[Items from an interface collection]

BEGIN

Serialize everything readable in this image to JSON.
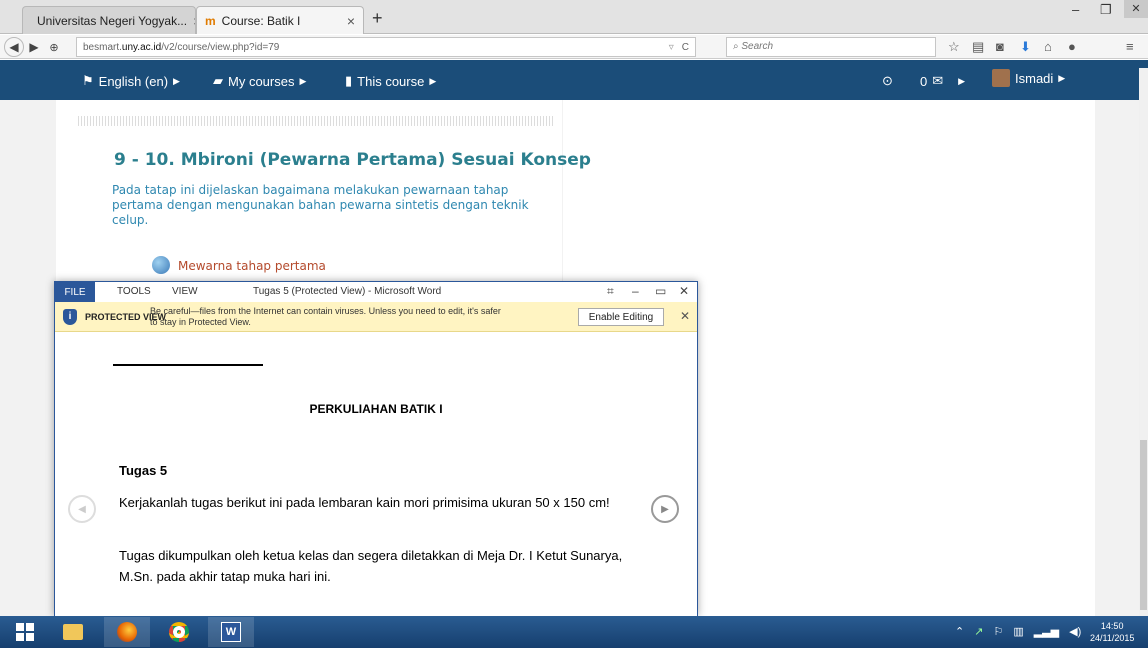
{
  "browser": {
    "tabs": [
      {
        "label": "Universitas Negeri Yogyak...",
        "icon": "globe-icon"
      },
      {
        "label": "Course: Batik I",
        "icon": "moodle-icon"
      }
    ],
    "url_prefix": "besmart.",
    "url_host": "uny.ac.id",
    "url_path": "/v2/course/view.php?id=79",
    "search_placeholder": "Search"
  },
  "moodle_nav": {
    "language": "English (en)",
    "my_courses": "My courses",
    "this_course": "This course",
    "messages_count": "0",
    "user": "Ismadi"
  },
  "course": {
    "section_title": "9 - 10. Mbironi (Pewarna Pertama) Sesuai Konsep",
    "section_desc": "Pada tatap ini dijelaskan bagaimana melakukan pewarnaan tahap pertama dengan mengunakan bahan pewarna sintetis dengan teknik celup.",
    "resource_link": "Mewarna tahap pertama"
  },
  "word": {
    "menu_file": "FILE",
    "menu_tools": "TOOLS",
    "menu_view": "VIEW",
    "title": "Tugas 5 (Protected View) - Microsoft Word",
    "pv_label": "PROTECTED VIEW",
    "pv_message": "Be careful—files from the Internet can contain viruses. Unless you need to edit, it's safer to stay in Protected View.",
    "pv_button": "Enable Editing",
    "doc_heading": "PERKULIAHAN BATIK I",
    "doc_subheading": "Tugas 5",
    "doc_para1": "Kerjakanlah tugas berikut ini pada lembaran kain mori primisima ukuran 50 x 150 cm!",
    "doc_para2": "Tugas dikumpulkan oleh ketua kelas dan segera diletakkan di Meja Dr. I Ketut Sunarya, M.Sn. pada akhir tatap muka hari ini."
  },
  "taskbar": {
    "time": "14:50",
    "date": "24/11/2015"
  },
  "colors": {
    "moodle_nav_bg": "#1b4d79",
    "section_title": "#2b7f8e",
    "word_blue": "#2b579a",
    "protected_bar": "#fff4c2"
  }
}
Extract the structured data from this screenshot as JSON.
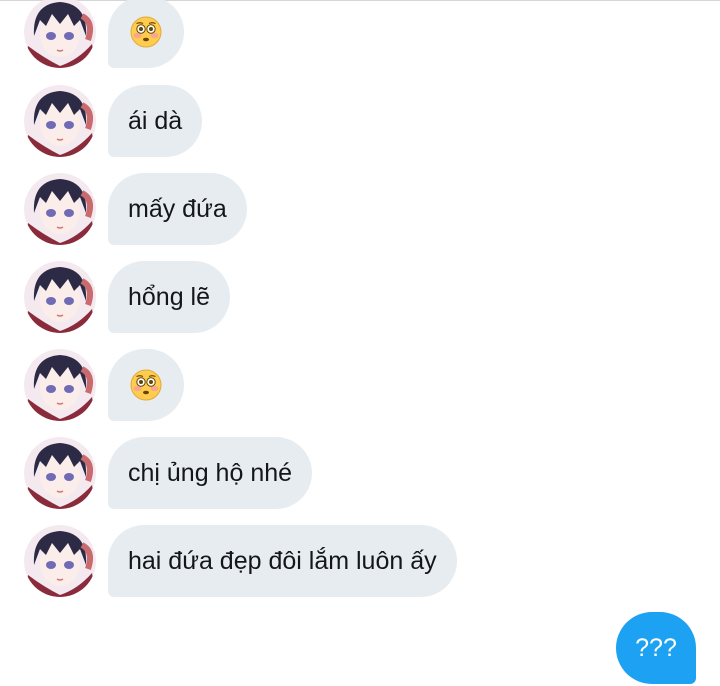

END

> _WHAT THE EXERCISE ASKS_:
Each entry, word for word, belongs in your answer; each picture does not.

> _RESULT FOR THIS TASK_:
Serialize everything readable in this image to JSON.
{
  "browser": {
    "tabs": [
      {
        "label": "Universitas Negeri Yogyak...",
        "icon": "globe-icon"
      },
      {
        "label": "Course: Batik I",
        "icon": "moodle-icon"
      }
    ],
    "url_prefix": "besmart.",
    "url_host": "uny.ac.id",
    "url_path": "/v2/course/view.php?id=79",
    "search_placeholder": "Search"
  },
  "moodle_nav": {
    "language": "English (en)",
    "my_courses": "My courses",
    "this_course": "This course",
    "messages_count": "0",
    "user": "Ismadi"
  },
  "course": {
    "section_title": "9 - 10. Mbironi (Pewarna Pertama) Sesuai Konsep",
    "section_desc": "Pada tatap ini dijelaskan bagaimana melakukan pewarnaan tahap pertama dengan mengunakan bahan pewarna sintetis dengan teknik celup.",
    "resource_link": "Mewarna tahap pertama"
  },
  "word": {
    "menu_file": "FILE",
    "menu_tools": "TOOLS",
    "menu_view": "VIEW",
    "title": "Tugas 5 (Protected View) - Microsoft Word",
    "pv_label": "PROTECTED VIEW",
    "pv_message": "Be careful—files from the Internet can contain viruses. Unless you need to edit, it's safer to stay in Protected View.",
    "pv_button": "Enable Editing",
    "doc_heading": "PERKULIAHAN BATIK I",
    "doc_subheading": "Tugas 5",
    "doc_para1": "Kerjakanlah tugas berikut ini pada lembaran kain mori primisima ukuran 50 x 150 cm!",
    "doc_para2": "Tugas dikumpulkan oleh ketua kelas dan segera diletakkan di Meja Dr. I Ketut Sunarya, M.Sn. pada akhir tatap muka hari ini."
  },
  "taskbar": {
    "time": "14:50",
    "date": "24/11/2015"
  },
  "colors": {
    "moodle_nav_bg": "#1b4d79",
    "section_title": "#2b7f8e",
    "word_blue": "#2b579a",
    "protected_bar": "#fff4c2"
  }
}
Extract the structured data from this screenshot as JSON.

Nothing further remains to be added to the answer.